As I previously stated, Selma does not need to show LBJ as the secret hero of the march. I would further argue it does not need to show or mention LBJ at all. There are enough villains to depict among the local police, CCC, and Klan. I doubt a viewer watching the scenes of carnage on the Edmund Pettus Bridge is wondering where, oh where President Johnson is and what he is doing. Omitting an historical character can be a legitimate move and many historical films and books have used it to reasonable effect, since not every single person involved in an event can be portrayed. Cutting is always required. If accuracy has to be sacrificed to include someone, then it may be better to leave them out rather than engage in contortions of the historical record.
Historical fiction needs to take pains to make sure it does not become a fictional history, especially if doing so serves to provide ammunition for those who seek to do harm in the present. If the facts must be butchered for the sake of producing a work of art, then so be it, yet most films about historical events do not strive for such lofty goals. More often than not, they wish to be educational, at the very least it guarantees a film a permanent shelf life for high school classes when the teacher needs time to catch up on grading. It is important then to try and clarify the kind of responsibility those movies situated between art and documentary have towards figures in the past.

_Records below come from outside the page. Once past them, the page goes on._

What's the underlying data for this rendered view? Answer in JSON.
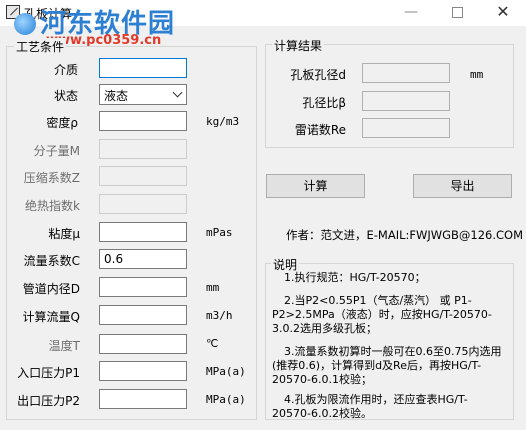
{
  "window": {
    "title": "孔板计算",
    "minimize": "—",
    "close": "✕"
  },
  "watermark": {
    "site": "河东软件园",
    "url": "www.pc0359.cn"
  },
  "process": {
    "group_label": "工艺条件",
    "medium": {
      "label": "介质",
      "value": ""
    },
    "state": {
      "label": "状态",
      "value": "液态"
    },
    "density": {
      "label": "密度ρ",
      "value": "",
      "unit": "kg/m3"
    },
    "molecular_weight": {
      "label": "分子量M",
      "value": ""
    },
    "compress_factor": {
      "label": "压缩系数Z",
      "value": ""
    },
    "adiabatic_index": {
      "label": "绝热指数k",
      "value": ""
    },
    "viscosity": {
      "label": "粘度μ",
      "value": "",
      "unit": "mPas"
    },
    "flow_coeff": {
      "label": "流量系数C",
      "value": "0.6"
    },
    "pipe_diameter": {
      "label": "管道内径D",
      "value": "",
      "unit": "mm"
    },
    "calc_flow": {
      "label": "计算流量Q",
      "value": "",
      "unit": "m3/h"
    },
    "temperature": {
      "label": "温度T",
      "value": "",
      "unit": "℃"
    },
    "inlet_pressure": {
      "label": "入口压力P1",
      "value": "",
      "unit": "MPa(a)"
    },
    "outlet_pressure": {
      "label": "出口压力P2",
      "value": "",
      "unit": "MPa(a)"
    }
  },
  "results": {
    "group_label": "计算结果",
    "orifice_diameter": {
      "label": "孔板孔径d",
      "value": "",
      "unit": "mm"
    },
    "diameter_ratio": {
      "label": "孔径比β",
      "value": ""
    },
    "reynolds": {
      "label": "雷诺数Re",
      "value": ""
    }
  },
  "actions": {
    "calculate": "计算",
    "export": "导出"
  },
  "author": "作者：范文进，E-MAIL:FWJWGB@126.COM",
  "notes": {
    "group_label": "说明",
    "items": [
      "1.执行规范：HG/T-20570；",
      "2.当P2<0.55P1（气态/蒸汽） 或  P1-P2>2.5MPa（液态）时，应按HG/T-20570-3.0.2选用多级孔板；",
      "3.流量系数初算时一般可在0.6至0.75内选用(推荐0.6)，计算得到d及Re后，再按HG/T-20570-6.0.1校验；",
      "4.孔板为限流作用时，还应查表HG/T-20570-6.0.2校验。"
    ]
  }
}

The first principle is this: you do not have to include everybody as a character. Both the very powerful and very ordinary may need to be culled away. For those who are included, not all of them need to be treated as either heroes or villains. Some can simply be characters who help the plot along, like most of us who find themselves in the course of world events. Of those included in the work, if one was a hero in real life, then try to show it in some way. If they cannot be a hero, let them be a character. Do not make them into a villain. In fact, do not make anyone who was not a villain, a villain. At the worst, let them be the comic relief. If someone was a villain, try not to show them as anything else. Certainly do not make them a hero and if their villainy was an especially banal or standard form of evil, then perhaps it is best to leave them out altogether. Even evil deserves an interesting representation.
Sunday, January 4, 2015
Happy new year to one and all. Hopefully 2015 will be the time it all comes together for me. 2014 was just another 365 days in the waiting room. I did write three novels, though who's ever going to read them? Anyway, I got a subscription to Duotrope.com and I'm back in the business of sending out submissions, which is the closest poetry writing comes to actually being like a business. Let's hear it for the commodity boom in Nardo futures! Look at my poems published here in Section 8 Mag.